About this task: Restate the entries below word for word, omitting nothing.

--- START ---

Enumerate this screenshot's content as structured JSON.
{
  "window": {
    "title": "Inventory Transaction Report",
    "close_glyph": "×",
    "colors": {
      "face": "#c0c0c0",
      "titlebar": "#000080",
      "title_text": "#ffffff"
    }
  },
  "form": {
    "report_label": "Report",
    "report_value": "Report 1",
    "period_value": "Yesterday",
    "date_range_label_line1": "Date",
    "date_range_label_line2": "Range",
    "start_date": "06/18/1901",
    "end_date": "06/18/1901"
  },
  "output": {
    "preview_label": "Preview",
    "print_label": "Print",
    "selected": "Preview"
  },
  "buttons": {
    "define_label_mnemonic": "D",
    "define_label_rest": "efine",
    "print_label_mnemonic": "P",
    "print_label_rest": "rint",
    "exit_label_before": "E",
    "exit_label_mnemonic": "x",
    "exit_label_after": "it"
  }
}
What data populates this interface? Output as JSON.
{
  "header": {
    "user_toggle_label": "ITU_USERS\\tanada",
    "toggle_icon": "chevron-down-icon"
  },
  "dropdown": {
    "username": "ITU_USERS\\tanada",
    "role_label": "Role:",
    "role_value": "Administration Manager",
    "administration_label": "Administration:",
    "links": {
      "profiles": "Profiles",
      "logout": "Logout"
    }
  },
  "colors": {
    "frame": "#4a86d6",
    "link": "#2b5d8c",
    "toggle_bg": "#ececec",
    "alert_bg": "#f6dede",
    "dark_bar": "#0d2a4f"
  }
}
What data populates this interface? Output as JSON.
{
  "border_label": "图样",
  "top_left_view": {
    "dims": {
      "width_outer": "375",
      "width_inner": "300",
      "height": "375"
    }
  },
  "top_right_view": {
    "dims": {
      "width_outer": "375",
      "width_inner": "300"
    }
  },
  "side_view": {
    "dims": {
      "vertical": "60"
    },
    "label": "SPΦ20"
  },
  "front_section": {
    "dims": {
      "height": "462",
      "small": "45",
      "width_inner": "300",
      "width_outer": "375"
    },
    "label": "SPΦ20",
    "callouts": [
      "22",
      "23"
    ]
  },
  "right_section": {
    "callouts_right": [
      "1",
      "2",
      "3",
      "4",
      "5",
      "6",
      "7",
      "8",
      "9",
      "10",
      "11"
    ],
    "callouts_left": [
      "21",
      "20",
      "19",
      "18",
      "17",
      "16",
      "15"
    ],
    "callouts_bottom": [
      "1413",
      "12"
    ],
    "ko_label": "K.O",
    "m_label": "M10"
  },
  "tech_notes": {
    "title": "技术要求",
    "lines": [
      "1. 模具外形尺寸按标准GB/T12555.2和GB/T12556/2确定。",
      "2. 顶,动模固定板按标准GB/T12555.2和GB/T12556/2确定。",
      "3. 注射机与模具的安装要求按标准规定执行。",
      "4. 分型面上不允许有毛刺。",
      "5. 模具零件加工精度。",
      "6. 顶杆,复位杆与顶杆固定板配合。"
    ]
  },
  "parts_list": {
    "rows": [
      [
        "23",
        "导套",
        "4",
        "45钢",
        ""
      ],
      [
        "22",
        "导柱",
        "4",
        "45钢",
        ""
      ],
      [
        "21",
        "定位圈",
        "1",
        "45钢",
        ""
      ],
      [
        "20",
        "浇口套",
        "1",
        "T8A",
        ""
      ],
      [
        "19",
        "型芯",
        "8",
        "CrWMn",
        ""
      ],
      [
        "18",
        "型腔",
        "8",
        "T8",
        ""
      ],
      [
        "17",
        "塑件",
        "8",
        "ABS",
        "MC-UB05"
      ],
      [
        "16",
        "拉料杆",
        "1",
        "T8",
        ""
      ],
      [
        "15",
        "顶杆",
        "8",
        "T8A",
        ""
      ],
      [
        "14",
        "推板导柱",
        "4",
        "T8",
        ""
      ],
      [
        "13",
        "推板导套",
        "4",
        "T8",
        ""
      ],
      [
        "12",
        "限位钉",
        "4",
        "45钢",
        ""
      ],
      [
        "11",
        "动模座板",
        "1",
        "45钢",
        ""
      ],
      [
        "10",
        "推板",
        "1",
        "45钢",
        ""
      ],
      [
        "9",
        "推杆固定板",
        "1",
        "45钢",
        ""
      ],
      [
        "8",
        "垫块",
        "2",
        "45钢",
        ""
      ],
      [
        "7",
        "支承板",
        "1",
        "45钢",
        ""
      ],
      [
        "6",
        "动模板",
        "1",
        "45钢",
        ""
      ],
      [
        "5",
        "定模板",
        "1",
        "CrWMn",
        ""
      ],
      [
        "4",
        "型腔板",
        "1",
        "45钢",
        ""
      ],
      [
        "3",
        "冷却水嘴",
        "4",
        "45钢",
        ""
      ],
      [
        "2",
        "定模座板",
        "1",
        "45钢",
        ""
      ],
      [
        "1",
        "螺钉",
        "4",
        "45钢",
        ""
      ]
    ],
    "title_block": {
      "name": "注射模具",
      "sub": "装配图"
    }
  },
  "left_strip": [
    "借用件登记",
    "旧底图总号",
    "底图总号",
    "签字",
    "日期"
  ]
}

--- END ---

Problem solution:
Enumerate this screenshot's content as structured JSON.
{
  "window": {
    "title": "Inventory Transaction Report",
    "close_glyph": "×",
    "colors": {
      "face": "#c0c0c0",
      "titlebar": "#000080",
      "title_text": "#ffffff"
    }
  },
  "form": {
    "report_label": "Report",
    "report_value": "Report 1",
    "period_value": "Yesterday",
    "date_range_label_line1": "Date",
    "date_range_label_line2": "Range",
    "start_date": "06/18/1901",
    "end_date": "06/18/1901"
  },
  "output": {
    "preview_label": "Preview",
    "print_label": "Print",
    "selected": "Preview"
  },
  "buttons": {
    "define_label_mnemonic": "D",
    "define_label_rest": "efine",
    "print_label_mnemonic": "P",
    "print_label_rest": "rint",
    "exit_label_before": "E",
    "exit_label_mnemonic": "x",
    "exit_label_after": "it"
  }
}
What data populates this interface? Output as JSON.
{
  "header": {
    "user_toggle_label": "ITU_USERS\\tanada",
    "toggle_icon": "chevron-down-icon"
  },
  "dropdown": {
    "username": "ITU_USERS\\tanada",
    "role_label": "Role:",
    "role_value": "Administration Manager",
    "administration_label": "Administration:",
    "links": {
      "profiles": "Profiles",
      "logout": "Logout"
    }
  },
  "colors": {
    "frame": "#4a86d6",
    "link": "#2b5d8c",
    "toggle_bg": "#ececec",
    "alert_bg": "#f6dede",
    "dark_bar": "#0d2a4f"
  }
}
What data populates this interface? Output as JSON.
{
  "border_label": "图样",
  "top_left_view": {
    "dims": {
      "width_outer": "375",
      "width_inner": "300",
      "height": "375"
    }
  },
  "top_right_view": {
    "dims": {
      "width_outer": "375",
      "width_inner": "300"
    }
  },
  "side_view": {
    "dims": {
      "vertical": "60"
    },
    "label": "SPΦ20"
  },
  "front_section": {
    "dims": {
      "height": "462",
      "small": "45",
      "width_inner": "300",
      "width_outer": "375"
    },
    "label": "SPΦ20",
    "callouts": [
      "22",
      "23"
    ]
  },
  "right_section": {
    "callouts_right": [
      "1",
      "2",
      "3",
      "4",
      "5",
      "6",
      "7",
      "8",
      "9",
      "10",
      "11"
    ],
    "callouts_left": [
      "21",
      "20",
      "19",
      "18",
      "17",
      "16",
      "15"
    ],
    "callouts_bottom": [
      "1413",
      "12"
    ],
    "ko_label": "K.O",
    "m_label": "M10"
  },
  "tech_notes": {
    "title": "技术要求",
    "lines": [
      "1. 模具外形尺寸按标准GB/T12555.2和GB/T12556/2确定。",
      "2. 顶,动模固定板按标准GB/T12555.2和GB/T12556/2确定。",
      "3. 注射机与模具的安装要求按标准规定执行。",
      "4. 分型面上不允许有毛刺。",
      "5. 模具零件加工精度。",
      "6. 顶杆,复位杆与顶杆固定板配合。"
    ]
  },
  "parts_list": {
    "rows": [
      [
        "23",
        "导套",
        "4",
        "45钢",
        ""
      ],
      [
        "22",
        "导柱",
        "4",
        "45钢",
        ""
      ],
      [
        "21",
        "定位圈",
        "1",
        "45钢",
        ""
      ],
      [
        "20",
        "浇口套",
        "1",
        "T8A",
        ""
      ],
      [
        "19",
        "型芯",
        "8",
        "CrWMn",
        ""
      ],
      [
        "18",
        "型腔",
        "8",
        "T8",
        ""
      ],
      [
        "17",
        "塑件",
        "8",
        "ABS",
        "MC-UB05"
      ],
      [
        "16",
        "拉料杆",
        "1",
        "T8",
        ""
      ],
      [
        "15",
        "顶杆",
        "8",
        "T8A",
        ""
      ],
      [
        "14",
        "推板导柱",
        "4",
        "T8",
        ""
      ],
      [
        "13",
        "推板导套",
        "4",
        "T8",
        ""
      ],
      [
        "12",
        "限位钉",
        "4",
        "45钢",
        ""
      ],
      [
        "11",
        "动模座板",
        "1",
        "45钢",
        ""
      ],
      [
        "10",
        "推板",
        "1",
        "45钢",
        ""
      ],
      [
        "9",
        "推杆固定板",
        "1",
        "45钢",
        ""
      ],
      [
        "8",
        "垫块",
        "2",
        "45钢",
        ""
      ],
      [
        "7",
        "支承板",
        "1",
        "45钢",
        ""
      ],
      [
        "6",
        "动模板",
        "1",
        "45钢",
        ""
      ],
      [
        "5",
        "定模板",
        "1",
        "CrWMn",
        ""
      ],
      [
        "4",
        "型腔板",
        "1",
        "45钢",
        ""
      ],
      [
        "3",
        "冷却水嘴",
        "4",
        "45钢",
        ""
      ],
      [
        "2",
        "定模座板",
        "1",
        "45钢",
        ""
      ],
      [
        "1",
        "螺钉",
        "4",
        "45钢",
        ""
      ]
    ],
    "title_block": {
      "name": "注射模具",
      "sub": "装配图"
    }
  },
  "left_strip": [
    "借用件登记",
    "旧底图总号",
    "底图总号",
    "签字",
    "日期"
  ]
}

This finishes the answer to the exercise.